Since then he had lost count of the number of times Asad Bhai had passed him a cup of tea or handed him paan or a toast biscuit and refused to take any money in return. He said Manik reminded him of his son. He had lost him a decade ago. Typhoid had seen to that. The man had a big heart and the last thing Manik wanted to do was to take advantage of his friend.
It felt like a lifetime since he had left home with nothing but his dreams, four hundred taka in his pocket and a determination to make something of himself. He didn’t want to end up like his father, working till he dropped dead from hunger and fatigue or his mother who had spent the last few months of her life beating her chest and shedding tears for his father and the children that had not survived their first year. Manik had watched her weep till there were no more tears left inside her frail body and she had followed his father to an early grave.
“I better get to work”, said Manik as he handed Asad Bhai his empty cup.
He bent down to pick up his crutches and winced. The pain in his leg was back and had been troubling him the last few days. Night times were even worse. He had been waking up in agony; a searing pain shooting through his leg but when he looked down all that he could see was his grotesquely deformed stump.
Things had not gone as Manik had planned. Life had got in the way of his dreams; life and a large yellow truck. He sucked in his breath and slowly let it out.
Asad Bhai looked at him with a frown on his pock marked face, “Are you sure you don’t want to sit for a few more minutes?”
Manik raised his hand and shook his head. “No, no, I’m fine…”
“Hmm,” said Asad Bhai not convinced. He swatted a fly away from the bananas hanging from a hook on the side of his stall.
“So what do you think about this new lot?” Asad Bhai said, pointing to the people across the road. “Who do you think is going shell out and who’s going to tell you to bugger off?”
Manik grinned at the tea shop owner, “Sometimes you’re too much Asad Bhai! If I could answer that I’d be a rich man.”
“I’m just asking, you’ve been doing this for a while so I thought you might have some sort of gut feeling…”
“No not really, it’s just a question of luck.” Manik paused to stare at the line of people. “Ok,” he said after a moment, “let’s see what kind of fish we have in our net today.”

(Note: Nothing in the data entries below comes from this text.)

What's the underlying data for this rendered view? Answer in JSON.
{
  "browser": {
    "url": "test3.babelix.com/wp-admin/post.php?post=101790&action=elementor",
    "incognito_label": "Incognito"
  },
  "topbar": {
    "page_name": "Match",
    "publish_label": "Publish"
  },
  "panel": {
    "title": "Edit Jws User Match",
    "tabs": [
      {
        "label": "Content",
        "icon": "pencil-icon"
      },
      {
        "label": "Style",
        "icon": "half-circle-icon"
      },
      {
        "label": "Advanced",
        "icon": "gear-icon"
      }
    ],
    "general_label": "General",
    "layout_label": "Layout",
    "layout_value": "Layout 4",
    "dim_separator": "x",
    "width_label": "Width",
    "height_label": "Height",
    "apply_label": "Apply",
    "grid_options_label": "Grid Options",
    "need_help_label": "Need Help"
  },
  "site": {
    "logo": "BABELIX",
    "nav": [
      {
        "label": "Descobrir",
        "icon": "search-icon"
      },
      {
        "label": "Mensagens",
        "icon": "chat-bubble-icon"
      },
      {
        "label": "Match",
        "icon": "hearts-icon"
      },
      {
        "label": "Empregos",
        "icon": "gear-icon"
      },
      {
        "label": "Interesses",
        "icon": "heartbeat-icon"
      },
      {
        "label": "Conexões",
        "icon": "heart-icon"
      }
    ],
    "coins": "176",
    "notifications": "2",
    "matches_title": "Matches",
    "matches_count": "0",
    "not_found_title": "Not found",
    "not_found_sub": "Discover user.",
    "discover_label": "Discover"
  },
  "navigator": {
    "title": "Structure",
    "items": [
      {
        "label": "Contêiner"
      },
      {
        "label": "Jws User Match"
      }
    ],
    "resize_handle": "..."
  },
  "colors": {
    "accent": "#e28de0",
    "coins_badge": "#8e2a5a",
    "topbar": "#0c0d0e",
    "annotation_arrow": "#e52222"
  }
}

Towards the end of the queue was a middle aged man wearing a dark brown suit. He had a shiny black briefcase in one hand and a mobile phone in the other. He checked his watch, looked around at his companions and then walked purposefully towards the security guard and said something to him. The security guard didn’t look very impressed and gestured with his hand to go back to the queue. The man looked as if he was about to say something but stopped and turned on his heels and strutted back to join the line. He put his mobile in his pocket where he exchanged it for a handkerchief and mopped his forehead and balding head.